Today, the world celebrates the 214th birthday of Christian Doppler, the Austrian mathematician and physicist who came up with the Doppler effect idea in 1842.
Doppler learned that sound and light waves have a higher frequency if the source is moving towards the observer and lower when moving away, and published his observation in his best-known treaties Über das farbige Licht der Doppelsterne und einiger anderer Gestirne des Himmels (On the coloured light of the binary stars and some other stars of the heavens). And furthermore, over the course of his twenty-year teaching career, Doppler authored over fifth other works in mathematics, physics, and astronomy.
Doppler’s hypothesis was tested and confirmed by the Dutch scientists Christoph Ballot in 1845 (sound waves) and by the French physicist Hippolyte Fizeau in 1848 (electromagnetic waves).
Naturally, the first Doppler effect related essays and scientific papers were available in the German and French languages. And it was only in the 1871, that the term was introduced to British readers in the English translation of Adolphe Ganot’s Elementary treatise on physics, experimental and applied where the Doppler Effect was explained: “When a sounding body approaches the ear, the tone perceived is somewhat higher than the true one; but if the source of sound recedes..the tone perceived is lower.

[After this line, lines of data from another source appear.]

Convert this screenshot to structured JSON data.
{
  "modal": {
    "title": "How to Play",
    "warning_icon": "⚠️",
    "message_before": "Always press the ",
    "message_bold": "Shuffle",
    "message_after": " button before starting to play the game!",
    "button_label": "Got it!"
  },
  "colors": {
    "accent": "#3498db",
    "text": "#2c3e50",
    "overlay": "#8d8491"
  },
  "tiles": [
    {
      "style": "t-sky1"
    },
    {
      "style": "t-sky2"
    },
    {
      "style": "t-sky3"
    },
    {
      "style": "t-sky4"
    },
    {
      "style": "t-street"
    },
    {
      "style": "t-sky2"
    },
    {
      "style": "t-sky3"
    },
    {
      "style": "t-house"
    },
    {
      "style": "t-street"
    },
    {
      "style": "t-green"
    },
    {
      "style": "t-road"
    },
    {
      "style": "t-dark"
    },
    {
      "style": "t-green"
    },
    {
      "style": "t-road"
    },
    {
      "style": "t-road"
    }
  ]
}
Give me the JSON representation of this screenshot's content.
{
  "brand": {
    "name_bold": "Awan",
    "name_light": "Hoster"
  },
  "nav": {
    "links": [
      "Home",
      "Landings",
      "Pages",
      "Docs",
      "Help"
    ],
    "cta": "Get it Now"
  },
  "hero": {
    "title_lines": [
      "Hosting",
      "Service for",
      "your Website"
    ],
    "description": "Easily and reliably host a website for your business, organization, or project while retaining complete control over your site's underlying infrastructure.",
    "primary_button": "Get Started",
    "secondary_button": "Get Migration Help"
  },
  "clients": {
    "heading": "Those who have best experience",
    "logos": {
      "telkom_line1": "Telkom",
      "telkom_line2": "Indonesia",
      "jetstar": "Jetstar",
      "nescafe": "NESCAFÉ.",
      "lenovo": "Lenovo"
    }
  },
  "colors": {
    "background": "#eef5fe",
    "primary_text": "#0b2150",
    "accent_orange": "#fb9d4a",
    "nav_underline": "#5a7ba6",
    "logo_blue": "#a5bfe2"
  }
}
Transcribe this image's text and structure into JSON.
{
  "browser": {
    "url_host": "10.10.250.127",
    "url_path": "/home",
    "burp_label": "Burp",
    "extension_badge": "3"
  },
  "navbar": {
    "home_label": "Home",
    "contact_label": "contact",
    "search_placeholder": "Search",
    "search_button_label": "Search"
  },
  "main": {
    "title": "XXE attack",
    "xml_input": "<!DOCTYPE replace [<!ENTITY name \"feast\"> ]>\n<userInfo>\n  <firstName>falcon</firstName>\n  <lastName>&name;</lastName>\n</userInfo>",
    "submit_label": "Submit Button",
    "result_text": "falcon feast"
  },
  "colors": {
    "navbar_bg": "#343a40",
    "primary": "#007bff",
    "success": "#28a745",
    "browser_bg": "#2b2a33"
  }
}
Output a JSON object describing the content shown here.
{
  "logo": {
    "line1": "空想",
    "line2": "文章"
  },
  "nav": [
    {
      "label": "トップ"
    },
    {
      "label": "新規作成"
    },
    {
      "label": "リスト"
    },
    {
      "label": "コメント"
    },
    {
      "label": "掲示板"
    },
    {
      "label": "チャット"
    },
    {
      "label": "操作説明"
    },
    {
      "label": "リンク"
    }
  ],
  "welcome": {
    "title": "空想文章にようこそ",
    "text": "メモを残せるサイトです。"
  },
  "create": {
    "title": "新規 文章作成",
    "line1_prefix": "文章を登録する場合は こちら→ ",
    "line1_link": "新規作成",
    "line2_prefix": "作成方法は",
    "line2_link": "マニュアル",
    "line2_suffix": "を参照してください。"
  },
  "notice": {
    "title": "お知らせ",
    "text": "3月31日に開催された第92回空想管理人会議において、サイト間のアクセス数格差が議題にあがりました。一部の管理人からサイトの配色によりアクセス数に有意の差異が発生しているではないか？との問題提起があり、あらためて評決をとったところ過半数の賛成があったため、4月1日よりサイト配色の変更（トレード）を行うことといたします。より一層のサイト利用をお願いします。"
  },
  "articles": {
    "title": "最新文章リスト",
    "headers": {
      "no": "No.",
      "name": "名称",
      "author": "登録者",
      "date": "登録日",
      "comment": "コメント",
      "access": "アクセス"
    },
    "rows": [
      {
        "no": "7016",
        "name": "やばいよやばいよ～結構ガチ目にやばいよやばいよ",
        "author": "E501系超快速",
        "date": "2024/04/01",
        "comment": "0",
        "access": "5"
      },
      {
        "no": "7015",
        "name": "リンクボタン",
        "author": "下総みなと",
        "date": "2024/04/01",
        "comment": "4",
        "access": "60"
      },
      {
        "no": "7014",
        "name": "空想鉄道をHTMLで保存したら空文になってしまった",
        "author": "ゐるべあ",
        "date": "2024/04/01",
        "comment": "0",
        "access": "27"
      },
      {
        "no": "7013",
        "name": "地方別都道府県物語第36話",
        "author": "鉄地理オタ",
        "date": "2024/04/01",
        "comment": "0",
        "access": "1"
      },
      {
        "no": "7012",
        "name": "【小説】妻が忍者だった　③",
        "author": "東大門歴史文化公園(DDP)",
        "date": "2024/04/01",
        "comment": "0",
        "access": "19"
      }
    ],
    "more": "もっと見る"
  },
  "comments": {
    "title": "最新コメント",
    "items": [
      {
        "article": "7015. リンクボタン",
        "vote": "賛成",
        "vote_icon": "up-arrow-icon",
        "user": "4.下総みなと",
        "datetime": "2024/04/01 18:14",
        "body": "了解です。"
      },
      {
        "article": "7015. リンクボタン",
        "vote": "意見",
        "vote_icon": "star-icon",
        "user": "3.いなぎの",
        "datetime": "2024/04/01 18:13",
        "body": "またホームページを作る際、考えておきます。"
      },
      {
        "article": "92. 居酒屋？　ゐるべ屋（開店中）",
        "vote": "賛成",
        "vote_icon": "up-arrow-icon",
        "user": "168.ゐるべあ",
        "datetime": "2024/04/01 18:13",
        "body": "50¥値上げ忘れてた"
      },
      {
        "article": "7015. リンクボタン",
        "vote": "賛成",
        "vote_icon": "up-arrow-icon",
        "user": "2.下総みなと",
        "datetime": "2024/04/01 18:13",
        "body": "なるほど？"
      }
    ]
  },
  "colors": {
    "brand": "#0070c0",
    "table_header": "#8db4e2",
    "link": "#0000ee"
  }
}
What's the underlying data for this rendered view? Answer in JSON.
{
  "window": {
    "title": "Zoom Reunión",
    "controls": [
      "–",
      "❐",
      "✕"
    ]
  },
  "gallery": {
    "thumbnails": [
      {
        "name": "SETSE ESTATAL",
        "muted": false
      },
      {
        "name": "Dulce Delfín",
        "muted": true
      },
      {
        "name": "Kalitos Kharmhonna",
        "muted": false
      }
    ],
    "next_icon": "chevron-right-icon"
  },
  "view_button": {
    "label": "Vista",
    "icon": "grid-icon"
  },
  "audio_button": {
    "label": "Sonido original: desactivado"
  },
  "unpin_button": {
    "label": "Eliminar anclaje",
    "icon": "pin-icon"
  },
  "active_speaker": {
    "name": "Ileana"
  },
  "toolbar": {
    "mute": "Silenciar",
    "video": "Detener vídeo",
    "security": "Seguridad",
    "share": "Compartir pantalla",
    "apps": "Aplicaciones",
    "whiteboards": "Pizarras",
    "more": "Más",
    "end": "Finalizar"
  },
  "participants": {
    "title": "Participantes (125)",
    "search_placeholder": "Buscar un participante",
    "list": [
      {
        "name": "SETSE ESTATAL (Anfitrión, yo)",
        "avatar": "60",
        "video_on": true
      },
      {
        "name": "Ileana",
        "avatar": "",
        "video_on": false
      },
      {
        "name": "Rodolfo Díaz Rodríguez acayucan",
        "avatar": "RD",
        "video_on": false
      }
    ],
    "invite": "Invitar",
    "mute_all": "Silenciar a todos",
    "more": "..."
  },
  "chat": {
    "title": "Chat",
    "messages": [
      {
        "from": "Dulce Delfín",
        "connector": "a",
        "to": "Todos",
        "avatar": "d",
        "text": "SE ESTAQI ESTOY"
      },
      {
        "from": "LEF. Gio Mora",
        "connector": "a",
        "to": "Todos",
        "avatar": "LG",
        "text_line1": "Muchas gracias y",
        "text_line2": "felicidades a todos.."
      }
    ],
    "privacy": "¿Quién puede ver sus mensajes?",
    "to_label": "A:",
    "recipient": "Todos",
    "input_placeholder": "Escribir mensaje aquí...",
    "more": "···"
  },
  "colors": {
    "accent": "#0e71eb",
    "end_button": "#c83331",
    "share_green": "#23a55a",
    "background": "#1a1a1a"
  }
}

The truth of this, which is known as Doppler’s principle.”
Followed by the introduction of the Doppler shift – the change of the frequency resulting from the Doppler effect – that led to the knowledge of redshifts and blueshifts in the spectrum of light, where when a source is moving towards the observer, the wavelengths are shifted to shorter wavelengths – towards the blue, and when the source is moving away, the wavelengths are shifted to longer wavelengths – towards the red. And the Doppler shift served as the base for Hubble’s and Humason’s mathematical formula for determining the distance between two galaxies by measuring their redshifts, to eventually prove the expansion of the universe, and lead to the development of the Big Bang Theory.
Nowadays, the Doppler effect is used in many technologies that benefit people – like the Doppler radar to measure the velocity of detected objects and to equally well serve police and meteorology departments, the Doppler navigation to measure the speed of flying object, and of course, the Doppler Echocardiogram or Ultrasound where the utilisation of the Doppler Effect allows the determination of the speed and direction of the blood flood and the frequency of the sound waves – the creation of images of the heart.